PROBLEM = Where the string "title" occurs in a line of the entries below, copy that line.

DATA UNDER STUDY =
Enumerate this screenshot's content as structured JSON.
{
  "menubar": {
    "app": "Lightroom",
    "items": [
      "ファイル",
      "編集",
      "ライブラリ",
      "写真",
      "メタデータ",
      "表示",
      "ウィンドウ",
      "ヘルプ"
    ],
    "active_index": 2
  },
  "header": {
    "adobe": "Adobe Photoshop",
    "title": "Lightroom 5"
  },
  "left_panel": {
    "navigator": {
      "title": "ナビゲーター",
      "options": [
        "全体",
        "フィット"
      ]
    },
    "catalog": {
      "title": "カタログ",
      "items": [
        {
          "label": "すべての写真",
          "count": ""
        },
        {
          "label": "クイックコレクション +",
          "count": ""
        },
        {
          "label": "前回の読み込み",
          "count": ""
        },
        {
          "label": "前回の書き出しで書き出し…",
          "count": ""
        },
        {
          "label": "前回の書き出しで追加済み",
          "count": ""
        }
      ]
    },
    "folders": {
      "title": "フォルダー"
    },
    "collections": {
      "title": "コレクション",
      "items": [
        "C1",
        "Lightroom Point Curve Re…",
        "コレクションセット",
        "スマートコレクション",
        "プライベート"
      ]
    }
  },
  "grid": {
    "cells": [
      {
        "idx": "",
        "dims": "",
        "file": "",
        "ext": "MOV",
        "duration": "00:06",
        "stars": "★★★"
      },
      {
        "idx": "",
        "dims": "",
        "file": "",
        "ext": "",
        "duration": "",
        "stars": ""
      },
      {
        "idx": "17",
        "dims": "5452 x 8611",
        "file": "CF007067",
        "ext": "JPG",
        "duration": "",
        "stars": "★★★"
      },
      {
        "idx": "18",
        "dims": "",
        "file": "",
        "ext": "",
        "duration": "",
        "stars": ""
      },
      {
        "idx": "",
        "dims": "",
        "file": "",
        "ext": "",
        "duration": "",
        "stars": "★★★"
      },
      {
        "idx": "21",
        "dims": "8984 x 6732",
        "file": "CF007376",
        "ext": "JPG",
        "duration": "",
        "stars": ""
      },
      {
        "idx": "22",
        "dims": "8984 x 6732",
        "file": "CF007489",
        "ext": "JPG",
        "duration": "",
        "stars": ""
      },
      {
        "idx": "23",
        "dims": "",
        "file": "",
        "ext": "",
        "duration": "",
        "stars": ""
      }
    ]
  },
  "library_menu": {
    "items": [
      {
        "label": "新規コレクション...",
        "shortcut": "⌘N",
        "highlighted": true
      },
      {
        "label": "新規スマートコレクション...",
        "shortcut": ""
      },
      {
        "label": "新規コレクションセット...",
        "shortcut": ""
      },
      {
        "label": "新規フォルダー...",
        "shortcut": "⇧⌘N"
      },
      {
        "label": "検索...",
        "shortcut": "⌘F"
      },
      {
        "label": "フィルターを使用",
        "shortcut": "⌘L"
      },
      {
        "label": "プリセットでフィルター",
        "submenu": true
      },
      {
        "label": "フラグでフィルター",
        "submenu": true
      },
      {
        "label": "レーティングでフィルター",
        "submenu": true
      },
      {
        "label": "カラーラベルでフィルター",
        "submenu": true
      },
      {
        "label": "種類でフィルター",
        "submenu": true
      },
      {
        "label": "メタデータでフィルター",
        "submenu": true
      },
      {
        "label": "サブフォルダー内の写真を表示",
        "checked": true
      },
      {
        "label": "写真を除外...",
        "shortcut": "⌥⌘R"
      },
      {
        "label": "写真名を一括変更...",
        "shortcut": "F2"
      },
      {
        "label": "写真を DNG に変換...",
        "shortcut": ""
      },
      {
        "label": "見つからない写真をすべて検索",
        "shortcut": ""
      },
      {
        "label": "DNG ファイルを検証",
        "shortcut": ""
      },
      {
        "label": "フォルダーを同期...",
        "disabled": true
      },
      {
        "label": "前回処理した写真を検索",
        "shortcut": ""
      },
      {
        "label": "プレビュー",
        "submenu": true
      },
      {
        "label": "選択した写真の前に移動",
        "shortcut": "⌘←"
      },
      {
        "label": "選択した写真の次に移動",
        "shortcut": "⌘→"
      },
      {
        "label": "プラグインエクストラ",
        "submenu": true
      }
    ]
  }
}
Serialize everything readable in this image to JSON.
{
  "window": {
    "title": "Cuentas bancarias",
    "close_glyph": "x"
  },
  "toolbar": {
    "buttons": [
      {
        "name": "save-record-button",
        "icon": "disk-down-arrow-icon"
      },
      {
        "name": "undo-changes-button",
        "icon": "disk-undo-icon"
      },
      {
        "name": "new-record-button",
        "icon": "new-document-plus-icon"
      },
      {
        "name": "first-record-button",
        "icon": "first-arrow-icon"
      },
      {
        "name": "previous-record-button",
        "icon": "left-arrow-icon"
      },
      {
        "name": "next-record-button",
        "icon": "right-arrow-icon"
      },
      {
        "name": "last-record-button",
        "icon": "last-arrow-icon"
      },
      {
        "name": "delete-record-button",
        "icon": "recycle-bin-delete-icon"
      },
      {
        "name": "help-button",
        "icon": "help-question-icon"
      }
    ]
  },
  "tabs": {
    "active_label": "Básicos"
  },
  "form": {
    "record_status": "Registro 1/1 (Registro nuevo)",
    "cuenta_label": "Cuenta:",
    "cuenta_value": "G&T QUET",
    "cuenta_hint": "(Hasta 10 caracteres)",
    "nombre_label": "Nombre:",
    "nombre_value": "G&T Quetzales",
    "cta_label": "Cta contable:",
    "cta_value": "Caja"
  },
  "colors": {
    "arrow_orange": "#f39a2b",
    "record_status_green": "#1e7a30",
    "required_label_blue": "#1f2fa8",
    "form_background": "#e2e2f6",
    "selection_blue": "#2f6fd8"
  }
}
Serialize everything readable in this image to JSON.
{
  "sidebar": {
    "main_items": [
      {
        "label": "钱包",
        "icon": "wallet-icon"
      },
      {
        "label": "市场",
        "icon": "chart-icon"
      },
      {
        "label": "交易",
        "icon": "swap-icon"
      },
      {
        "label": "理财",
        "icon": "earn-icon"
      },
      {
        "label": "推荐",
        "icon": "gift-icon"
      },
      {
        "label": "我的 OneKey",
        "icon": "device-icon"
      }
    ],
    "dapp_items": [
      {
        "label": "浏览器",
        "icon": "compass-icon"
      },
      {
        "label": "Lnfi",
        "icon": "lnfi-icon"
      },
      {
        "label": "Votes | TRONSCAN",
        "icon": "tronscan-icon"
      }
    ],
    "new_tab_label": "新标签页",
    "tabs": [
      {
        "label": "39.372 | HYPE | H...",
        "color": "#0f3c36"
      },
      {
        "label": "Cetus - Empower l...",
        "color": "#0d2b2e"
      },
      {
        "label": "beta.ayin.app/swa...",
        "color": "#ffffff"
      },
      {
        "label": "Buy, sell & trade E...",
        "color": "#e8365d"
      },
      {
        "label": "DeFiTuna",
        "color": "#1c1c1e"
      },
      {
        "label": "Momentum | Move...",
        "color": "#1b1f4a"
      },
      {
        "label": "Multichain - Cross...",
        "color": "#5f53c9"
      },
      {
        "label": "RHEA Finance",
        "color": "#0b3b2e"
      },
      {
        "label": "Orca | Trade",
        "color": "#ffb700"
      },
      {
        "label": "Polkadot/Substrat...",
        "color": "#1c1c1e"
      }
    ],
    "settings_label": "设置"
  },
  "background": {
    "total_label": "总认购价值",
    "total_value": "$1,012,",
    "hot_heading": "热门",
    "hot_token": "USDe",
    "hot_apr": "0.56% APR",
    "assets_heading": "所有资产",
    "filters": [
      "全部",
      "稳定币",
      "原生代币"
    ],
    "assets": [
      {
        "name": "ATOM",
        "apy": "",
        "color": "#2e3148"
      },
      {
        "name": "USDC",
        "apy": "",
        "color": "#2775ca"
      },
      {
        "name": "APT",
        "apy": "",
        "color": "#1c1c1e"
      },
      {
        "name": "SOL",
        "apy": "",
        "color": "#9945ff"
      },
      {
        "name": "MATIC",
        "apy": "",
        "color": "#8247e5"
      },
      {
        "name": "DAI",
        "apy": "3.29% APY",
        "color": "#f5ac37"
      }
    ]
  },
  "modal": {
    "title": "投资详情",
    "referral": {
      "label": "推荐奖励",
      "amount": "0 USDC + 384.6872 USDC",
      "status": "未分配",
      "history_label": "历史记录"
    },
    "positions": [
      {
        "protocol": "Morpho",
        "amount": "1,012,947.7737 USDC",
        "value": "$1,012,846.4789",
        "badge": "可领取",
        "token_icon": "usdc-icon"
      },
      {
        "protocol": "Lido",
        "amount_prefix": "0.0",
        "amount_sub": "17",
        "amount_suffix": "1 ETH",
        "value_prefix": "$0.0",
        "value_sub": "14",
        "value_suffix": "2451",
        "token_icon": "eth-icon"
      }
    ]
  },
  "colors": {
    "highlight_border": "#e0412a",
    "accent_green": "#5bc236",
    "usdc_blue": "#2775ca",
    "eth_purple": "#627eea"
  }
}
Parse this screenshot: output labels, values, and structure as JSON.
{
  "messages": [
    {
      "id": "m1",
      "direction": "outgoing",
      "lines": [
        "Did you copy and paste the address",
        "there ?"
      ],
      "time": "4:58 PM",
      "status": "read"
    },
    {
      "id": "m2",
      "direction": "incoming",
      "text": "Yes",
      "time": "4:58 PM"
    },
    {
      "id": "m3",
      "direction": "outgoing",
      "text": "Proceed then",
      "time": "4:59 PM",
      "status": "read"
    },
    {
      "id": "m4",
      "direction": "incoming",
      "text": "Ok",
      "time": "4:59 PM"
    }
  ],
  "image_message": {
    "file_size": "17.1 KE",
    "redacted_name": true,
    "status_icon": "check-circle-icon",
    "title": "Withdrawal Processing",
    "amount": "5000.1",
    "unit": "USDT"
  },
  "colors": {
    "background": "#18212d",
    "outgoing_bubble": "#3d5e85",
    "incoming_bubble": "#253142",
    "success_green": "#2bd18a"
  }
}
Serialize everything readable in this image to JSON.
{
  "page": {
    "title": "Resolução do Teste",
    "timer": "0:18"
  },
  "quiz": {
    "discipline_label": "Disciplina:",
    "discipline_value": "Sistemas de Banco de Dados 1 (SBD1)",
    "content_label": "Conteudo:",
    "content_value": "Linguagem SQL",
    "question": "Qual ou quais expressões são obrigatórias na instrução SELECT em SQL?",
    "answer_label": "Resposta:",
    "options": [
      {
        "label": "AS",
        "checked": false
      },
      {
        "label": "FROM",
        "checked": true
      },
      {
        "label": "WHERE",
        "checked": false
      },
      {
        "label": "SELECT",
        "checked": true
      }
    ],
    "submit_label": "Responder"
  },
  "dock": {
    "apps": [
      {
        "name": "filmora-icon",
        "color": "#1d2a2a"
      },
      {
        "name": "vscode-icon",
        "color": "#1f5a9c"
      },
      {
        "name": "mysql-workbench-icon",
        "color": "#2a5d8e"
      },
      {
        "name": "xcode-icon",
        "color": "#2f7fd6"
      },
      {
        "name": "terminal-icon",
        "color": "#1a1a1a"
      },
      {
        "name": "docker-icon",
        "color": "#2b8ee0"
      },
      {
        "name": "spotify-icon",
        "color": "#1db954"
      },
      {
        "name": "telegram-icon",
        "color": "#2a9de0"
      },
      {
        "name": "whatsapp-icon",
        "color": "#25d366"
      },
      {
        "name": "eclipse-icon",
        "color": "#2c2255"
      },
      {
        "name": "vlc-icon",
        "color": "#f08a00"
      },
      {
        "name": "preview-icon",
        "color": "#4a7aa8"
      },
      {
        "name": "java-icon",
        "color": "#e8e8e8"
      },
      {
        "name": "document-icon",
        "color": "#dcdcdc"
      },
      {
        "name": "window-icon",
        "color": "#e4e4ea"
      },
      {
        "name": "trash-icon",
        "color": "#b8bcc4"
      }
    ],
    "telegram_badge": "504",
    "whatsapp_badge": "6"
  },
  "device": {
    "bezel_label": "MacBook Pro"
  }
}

OUTPUT OF THE EXERCISE =
    "title": "Lightroom 5"
      "title": "ナビゲーター",
      "title": "カタログ",
      "title": "フォルダー"
      "title": "コレクション",
    "title": "Cuentas bancarias",
    "title": "投资详情",
    "title": "Withdrawal Processing",
    "title": "Resolução do Teste",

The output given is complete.